The courtyard has another unique space, an area where Sant Dnyaneshwar used to sit and read. A few steps lead up to the space that is walled on three sides. The walls have marble tablets with Dnyaneshwar's writings carved on them. More old men sit around quietly reading the Dnyaneshwari. In fact, wherever you turn, there are Dnyaneshwar's writings - painted on the walls, carved on stone tablets or printed in books...
I didn't think about the old men too much. Not while I was in the temple. Later, while I sat on the steps of the ghat, watching the Indrayani river flow by, I struck a conversation with a lone old man. We talked about the weather. He said, "It rained last week in a couple of neighbouring districts. It wiped out the jowar crop. It doesn't rain in monsoons. It rains in winter. When man starts acting funny, what do you expect nature to do?" We talked about his land: "I have some. Two or three acres". We talked about a good time to take a dip in the river: "Four in the morning. The water is warm and there aren't too many people around". A man came by and offered to put a tilak on our foreheads. The old man refused politely. "You will find all sorts here in Alandi: drunks, drug addicts, pilgrims..." The silences in our conversation are punctuated by his chants, "Hare Krishna, Hare Krishna". We talked about his sons: "One is a builder, the other has a government job. But they lead their lives. Some times when they remember, they give two rupees to me..." There is no regret in his voice. It is just another piece of information. We run out of things to say and slip into silence. He begins to clap his hands gently to the rhythm of a prayer in his heart. I relax and find that my palms are clapping a rhythm on my thighs...

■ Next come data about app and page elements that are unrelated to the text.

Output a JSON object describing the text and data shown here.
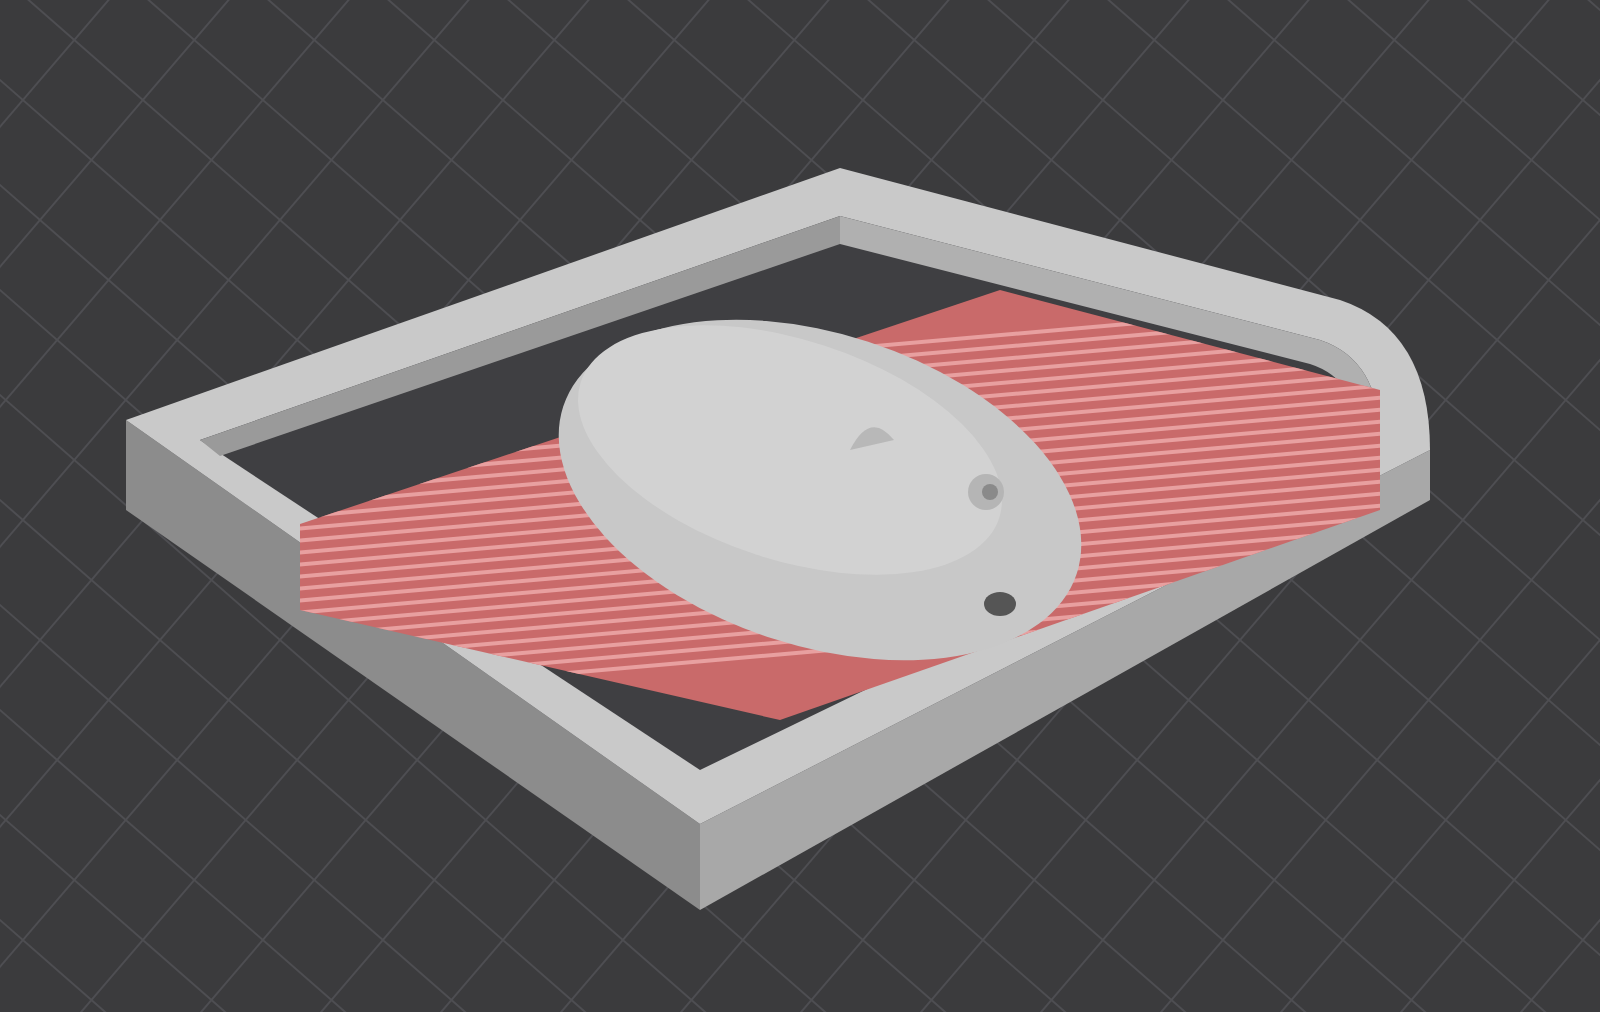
{
  "scene": {
    "supports_visible": true
  }
}
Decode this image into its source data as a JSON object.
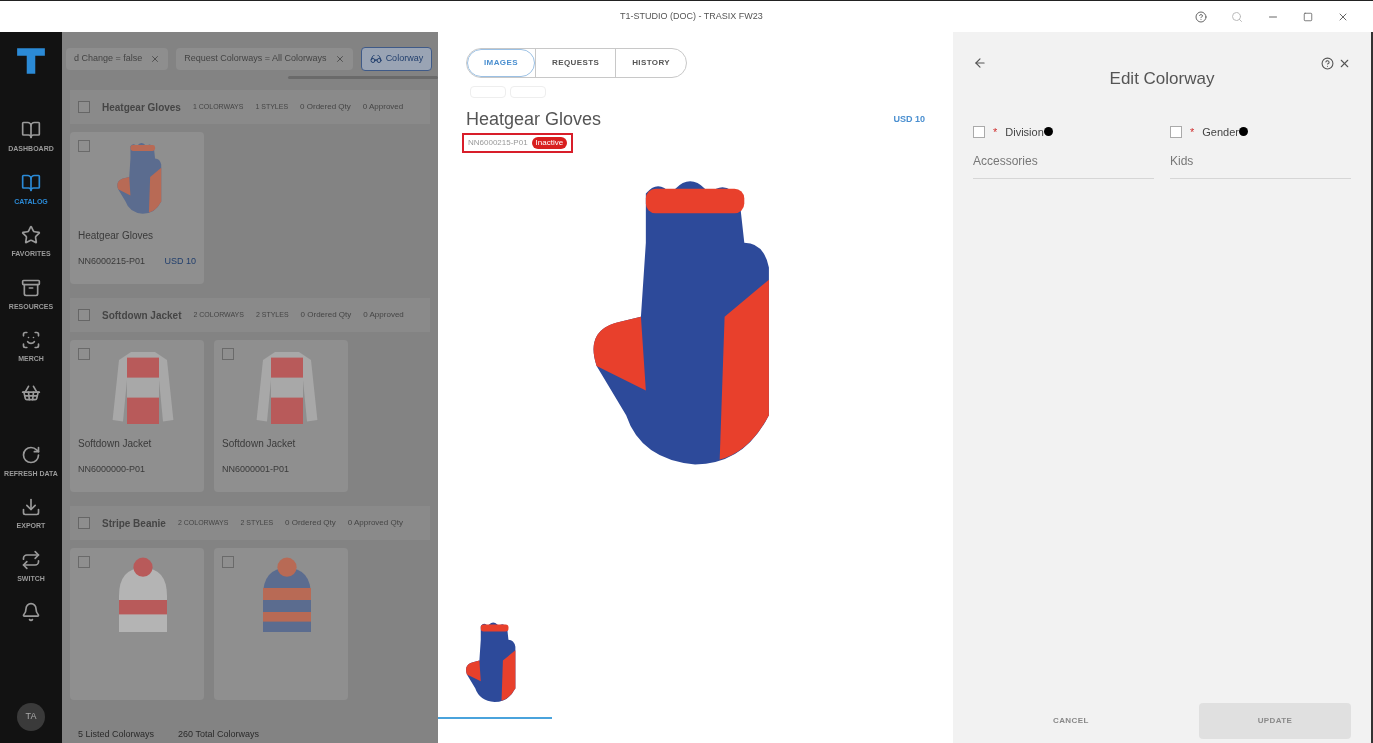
{
  "window": {
    "title": "T1-STUDIO (DOC) - TRASIX FW23"
  },
  "sidebar": {
    "items": [
      {
        "label": "DASHBOARD",
        "selected": false
      },
      {
        "label": "CATALOG",
        "selected": true
      },
      {
        "label": "FAVORITES",
        "selected": false
      },
      {
        "label": "RESOURCES",
        "selected": false
      },
      {
        "label": "MERCH",
        "selected": false
      },
      {
        "selected": false
      },
      {
        "label": "REFRESH DATA",
        "selected": false
      },
      {
        "label": "EXPORT",
        "selected": false
      },
      {
        "label": "SWITCH",
        "selected": false
      },
      {
        "selected": false
      }
    ],
    "avatar": "TA"
  },
  "catalog": {
    "filters": [
      "d Change = false",
      "Request Colorways = All Colorways"
    ],
    "colorway_button": "Colorway",
    "groups": [
      {
        "name": "Heatgear Gloves",
        "checked": false,
        "colorways": "1 COLORWAYS",
        "styles": "1 STYLES",
        "ordered": "0 Ordered Qty",
        "approved": "0 Approved",
        "cards": [
          {
            "kind": "glove",
            "checked": false,
            "name": "Heatgear Gloves",
            "code": "NN6000215-P01",
            "price": "USD 10"
          }
        ]
      },
      {
        "name": "Softdown Jacket",
        "checked": false,
        "colorways": "2 COLORWAYS",
        "styles": "2 STYLES",
        "ordered": "0 Ordered Qty",
        "approved": "0 Approved",
        "cards": [
          {
            "kind": "jacket",
            "checked": false,
            "name": "Softdown Jacket",
            "code": "NN6000000-P01"
          },
          {
            "kind": "jacket",
            "checked": false,
            "name": "Softdown Jacket",
            "code": "NN6000001-P01"
          }
        ]
      },
      {
        "name": "Stripe Beanie",
        "checked": false,
        "colorways": "2 COLORWAYS",
        "styles": "2 STYLES",
        "ordered": "0 Ordered Qty",
        "approved": "0 Approved Qty",
        "cards": [
          {
            "kind": "beanie",
            "checked": false
          },
          {
            "kind": "beanie-striped",
            "checked": false
          }
        ]
      }
    ],
    "status": [
      "5 Listed Colorways",
      "260 Total Colorways"
    ]
  },
  "detail": {
    "tabs": [
      {
        "label": "IMAGES",
        "selected": true
      },
      {
        "label": "REQUESTS",
        "selected": false
      },
      {
        "label": "HISTORY",
        "selected": false
      }
    ],
    "title": "Heatgear Gloves",
    "price": "USD 10",
    "code": "NN6000215-P01",
    "badge": "Inactive",
    "thumbnails": [
      {
        "selected": true
      }
    ]
  },
  "form": {
    "title": "Edit Colorway",
    "fields": [
      {
        "label": "Division",
        "marker": "*",
        "checked": false,
        "value": "Accessories"
      },
      {
        "label": "Gender",
        "marker": "*",
        "checked": false,
        "value": "Kids"
      }
    ],
    "cancel": "CANCEL",
    "update": {
      "label": "UPDATE",
      "disabled": true
    }
  }
}
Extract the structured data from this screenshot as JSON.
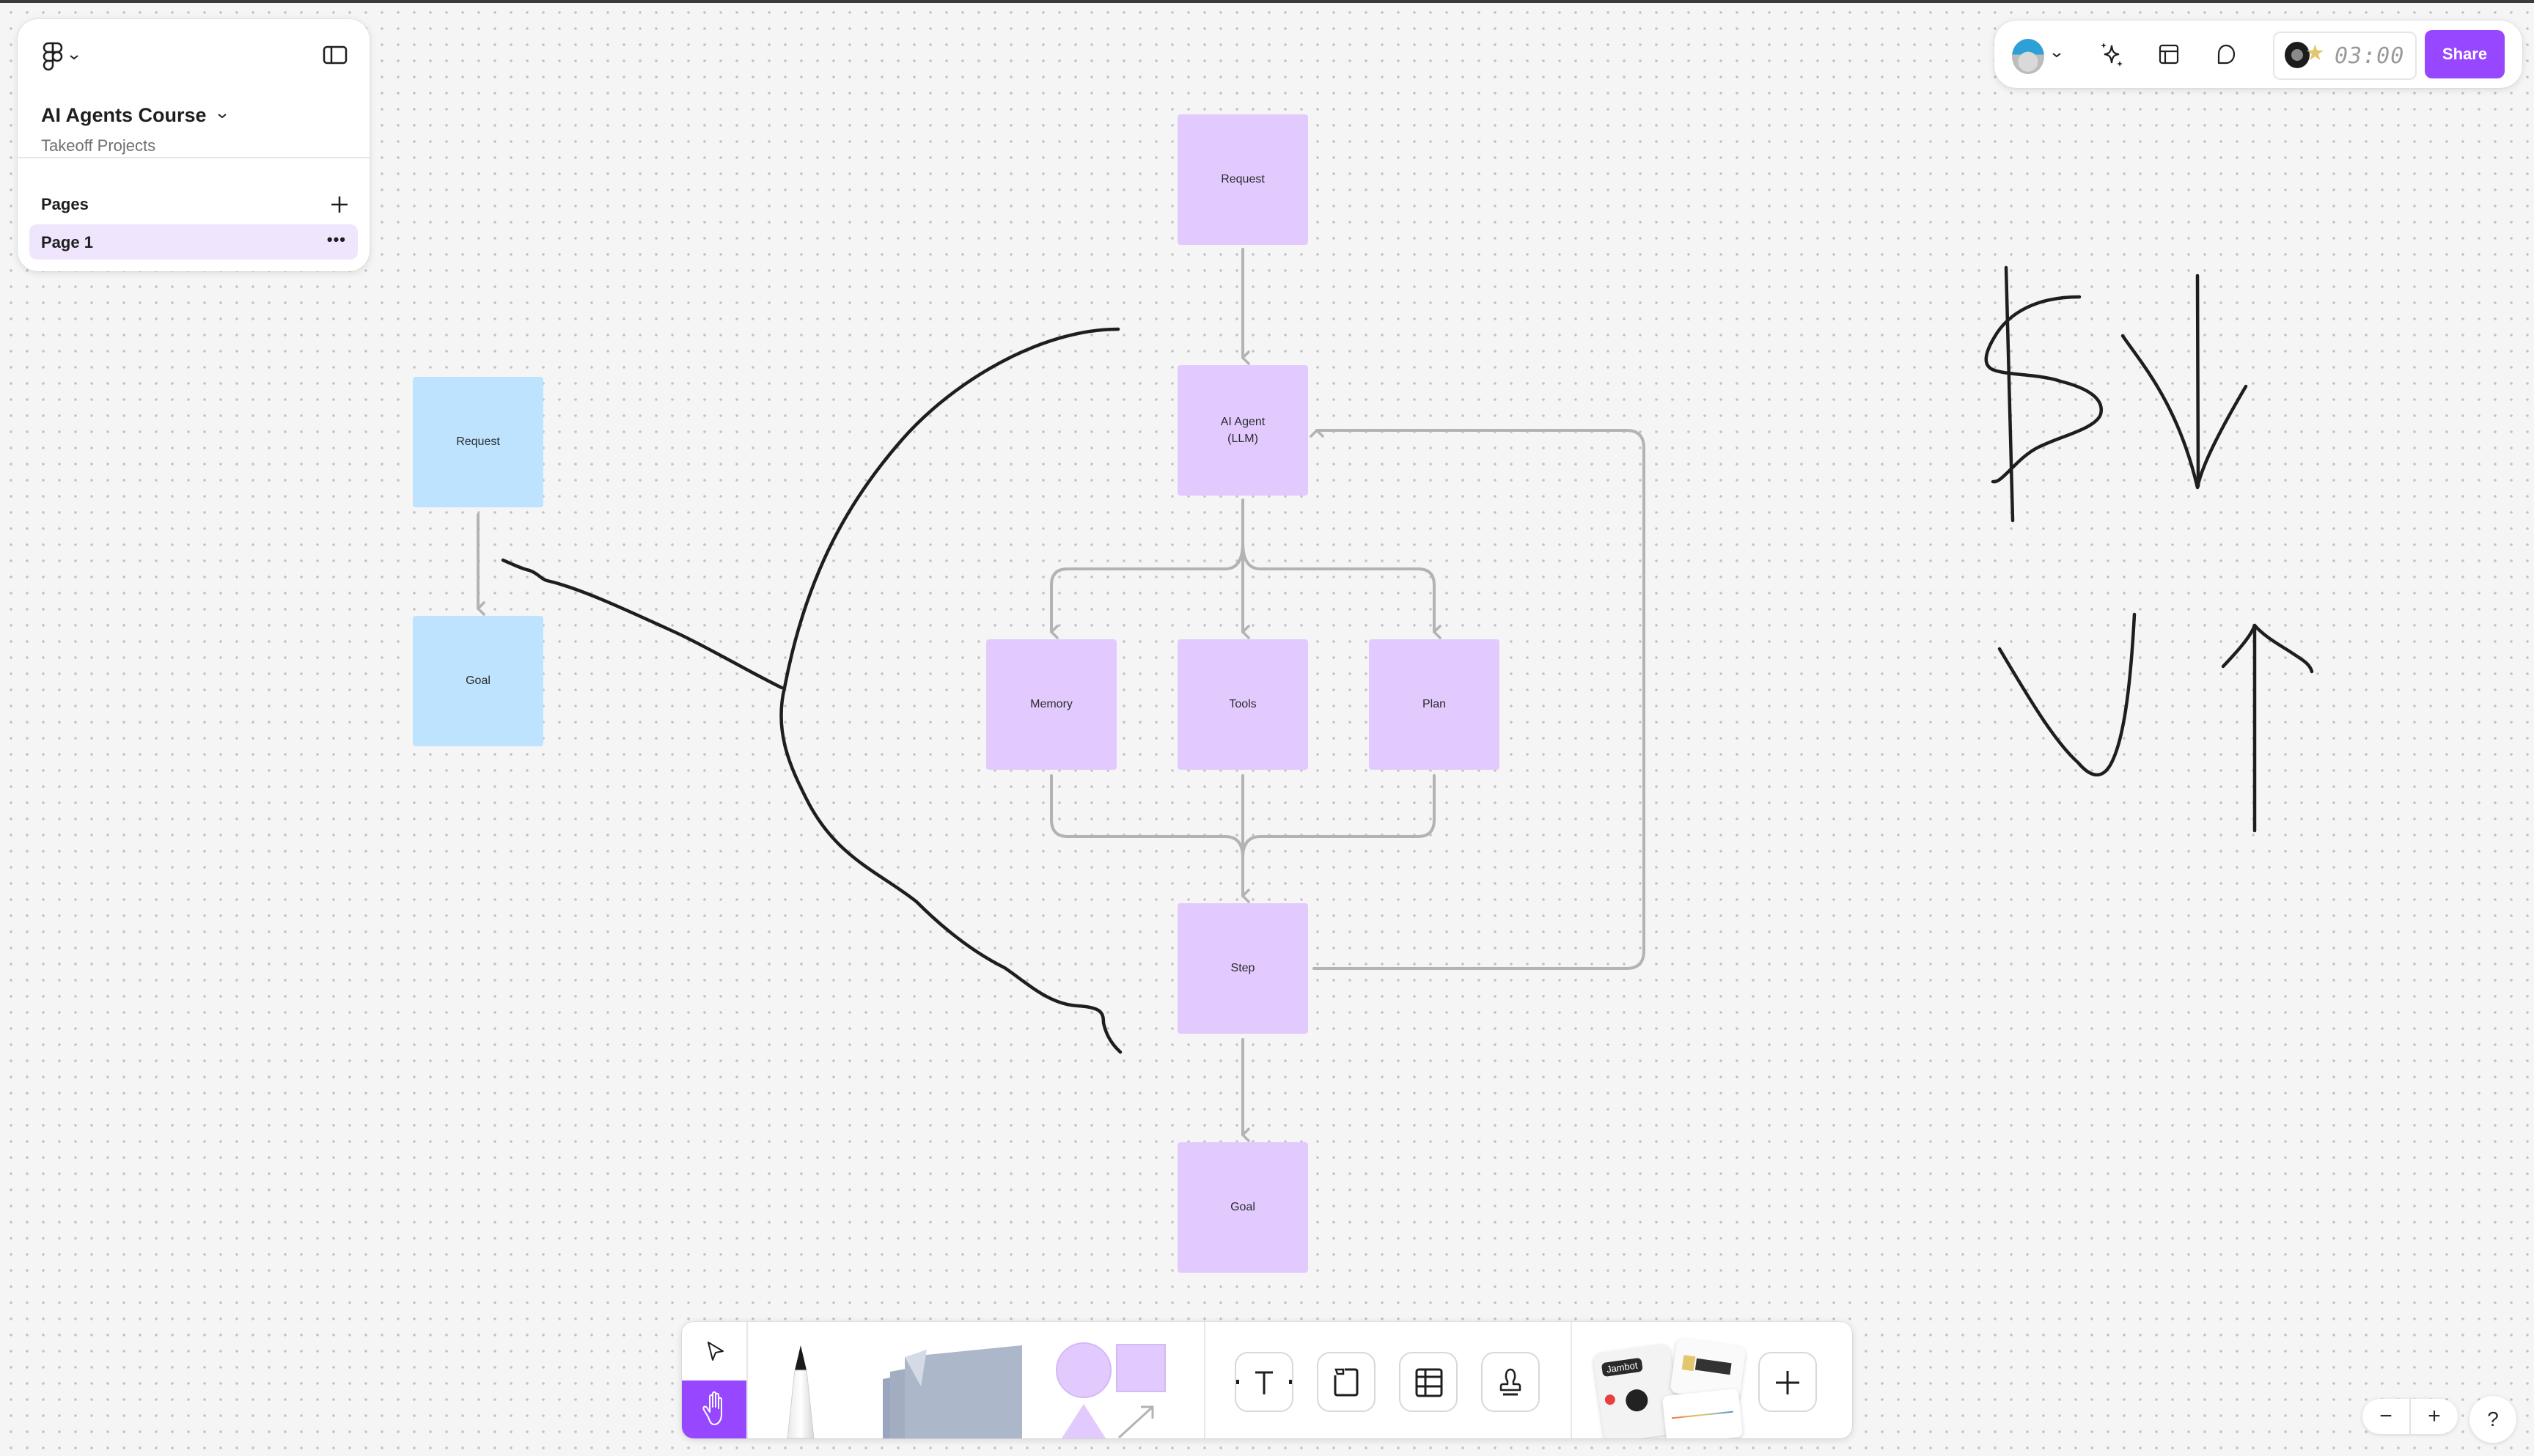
{
  "file": {
    "title": "AI Agents Course",
    "team": "Takeoff Projects"
  },
  "pages": {
    "heading": "Pages",
    "items": [
      {
        "label": "Page 1",
        "selected": true
      }
    ]
  },
  "toolbar_top": {
    "timer": "03:00",
    "share_label": "Share",
    "accent_color": "#9747ff"
  },
  "board": {
    "sticky_colors": {
      "purple": "#e2caff",
      "blue": "#bde3ff"
    },
    "flowchart": {
      "request": "Request",
      "agent": "AI Agent\n(LLM)",
      "memory": "Memory",
      "tools": "Tools",
      "plan": "Plan",
      "step": "Step",
      "goal": "Goal"
    },
    "mini_flow": {
      "request": "Request",
      "goal": "Goal"
    }
  },
  "toolbar_bottom": {
    "tools": [
      "move",
      "hand",
      "marker",
      "sticky-notes",
      "shapes",
      "text",
      "section",
      "table",
      "stamp",
      "templates",
      "more"
    ],
    "active_tool": "hand",
    "jambot_label": "Jambot"
  },
  "zoom_controls": {
    "zoom_out": "−",
    "zoom_in": "+",
    "help": "?"
  }
}
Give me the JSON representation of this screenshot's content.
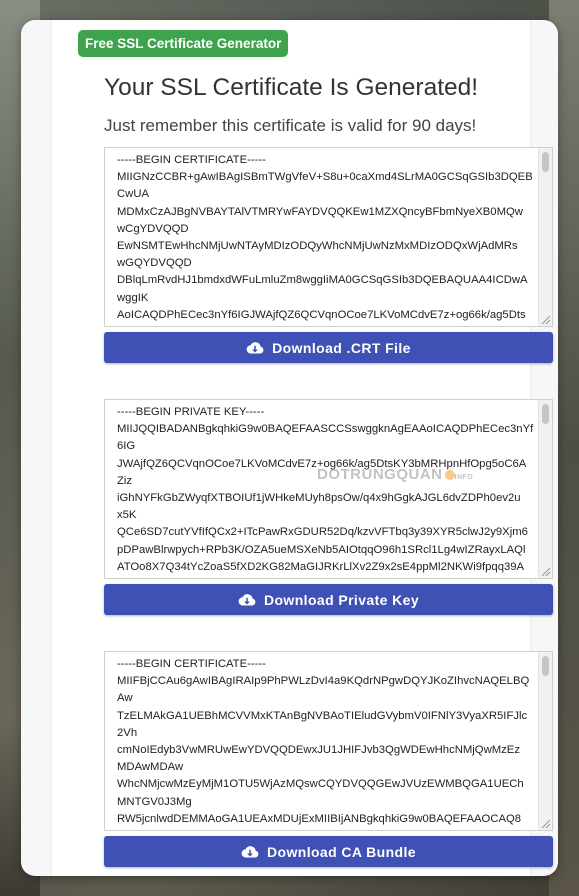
{
  "badge": "Free SSL Certificate Generator",
  "title": "Your SSL Certificate Is Generated!",
  "subtitle": "Just remember this certificate is valid for 90 days!",
  "certificate": {
    "lines": [
      "-----BEGIN CERTIFICATE-----",
      "MIIGNzCCBR+gAwIBAgISBmTWgVfeV+S8u+0caXmd4SLrMA0GCSqGSIb3DQEB",
      "CwUA",
      "MDMxCzAJBgNVBAYTAlVTMRYwFAYDVQQKEw1MZXQncyBFbmNyeXB0MQw",
      "wCgYDVQQD",
      "EwNSMTEwHhcNMjUwNTAyMDIzODQyWhcNMjUwNzMxMDIzODQxWjAdMRs",
      "wGQYDVQQD",
      "DBlqLmRvdHJ1bmdxdWFuLmluZm8wggIiMA0GCSqGSIb3DQEBAQUAA4ICDwA",
      "wggIK",
      "AoICAQDPhECec3nYf6IGJWAjfQZ6QCVqnOCoe7LKVoMCdvE7z+og66k/ag5Dts"
    ],
    "button": "Download .CRT File"
  },
  "private_key": {
    "lines": [
      "-----BEGIN PRIVATE KEY-----",
      "MIIJQQIBADANBgkqhkiG9w0BAQEFAASCCSswggknAgEAAoICAQDPhECec3nYf",
      "6IG",
      "JWAjfQZ6QCVqnOCoe7LKVoMCdvE7z+og66k/ag5DtsKY3bMRHpnHfOpg5oC6A",
      "Ziz",
      "iGhNYFkGbZWyqfXTBOIUf1jWHkeMUyh8psOw/q4x9hGgkAJGL6dvZDPh0ev2u",
      "x5K",
      "QCe6SD7cutYVfIfQCx2+ITcPawRxGDUR52Dq/kzvVFTbq3y39XYR5clwJ2y9Xjm6",
      "pDPawBlrwpych+RPb3K/OZA5ueMSXeNb5AIOtqqO96h1SRcl1Lg4wIZRayxLAQl",
      "ATOo8X7Q34tYcZoaS5fXD2KG82MaGIJRKrLlXv2Z9x2sE4ppMl2NKWi9fpqq39A"
    ],
    "button": "Download Private Key"
  },
  "ca_bundle": {
    "lines": [
      "-----BEGIN CERTIFICATE-----",
      "MIIFBjCCAu6gAwIBAgIRAIp9PhPWLzDvI4a9KQdrNPgwDQYJKoZIhvcNAQELBQ",
      "Aw",
      "TzELMAkGA1UEBhMCVVMxKTAnBgNVBAoTIEludGVybmV0IFNlY3VyaXR5IFJlc",
      "2Vh",
      "cmNoIEdyb3VwMRUwEwYDVQQDEwxJU1JHIFJvb3QgWDEwHhcNMjQwMzEz",
      "MDAwMDAw",
      "WhcNMjcwMzEyMjM1OTU5WjAzMQswCQYDVQQGEwJVUzEWMBQGA1UECh",
      "MNTGV0J3Mg",
      "RW5jcnlwdDEMMAoGA1UEAxMDUjExMIIBIjANBgkqhkiG9w0BAQEFAAOCAQ8"
    ],
    "button": "Download CA Bundle"
  },
  "watermark": "DOTRUNGQUAN",
  "watermark_suffix": "INFO",
  "icons": {
    "download": "cloud-download-icon"
  },
  "colors": {
    "badge": "#3fa34d",
    "button": "#3f51b5"
  }
}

Later as I sit in the bus staring at the gathering darkness outside, the old men reappear in my head. I see them in the light of the conversation by the river. Could it be that all of them had cut off all ties and entered the last stage of their lives, that of renouncing and meditation as prescribed by the Vedas? I don't know. I will have to go back to find the answer.
The next day, the Indian Express carries an article on Narayan Dutt Tiwari, the ex-Governor of Andhra Pradesh who resigned a few months ago after a video allegedly featuring him in bed with a couple of young women came to light. The article ends with this paragraph:
Tiwari, though, is in no mood to call it a day. He's no longer in active politics but he's not content with being relegated to the role of a mentor. "Not mentor," he says promptly, "but a co-builder. I will now work towards consolidating what we have achieved. I constantly update myself. I have leapt through generations," he says.
Narayan Dutt Tiwari was first elected as an MLA in 1952. He is 85 years old.
For more pictures of Alandi, please scroll down.